**What to work on**
Return a copy of every line in the records that includes the word "ffffff".

**Data records**
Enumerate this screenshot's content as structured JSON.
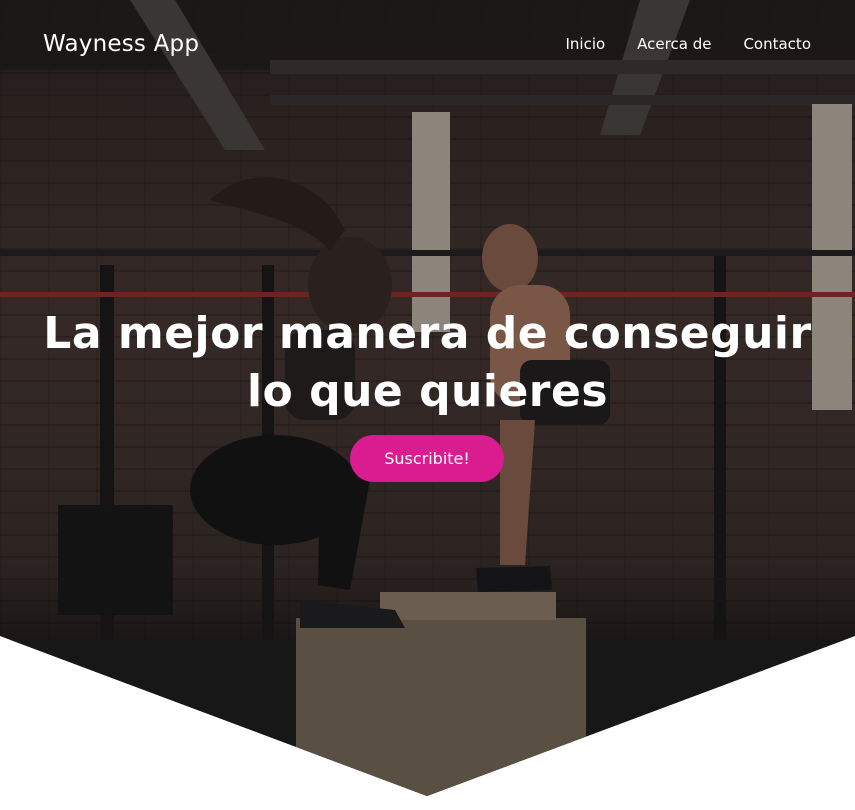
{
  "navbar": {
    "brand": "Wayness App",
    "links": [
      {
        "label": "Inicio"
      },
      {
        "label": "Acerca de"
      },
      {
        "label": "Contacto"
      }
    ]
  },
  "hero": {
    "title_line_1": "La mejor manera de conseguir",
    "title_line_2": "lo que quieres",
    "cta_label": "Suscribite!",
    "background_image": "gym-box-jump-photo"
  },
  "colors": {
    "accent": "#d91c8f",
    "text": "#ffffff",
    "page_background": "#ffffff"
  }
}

**Exercise result**
    "text": "#ffffff",
    "page_background": "#ffffff"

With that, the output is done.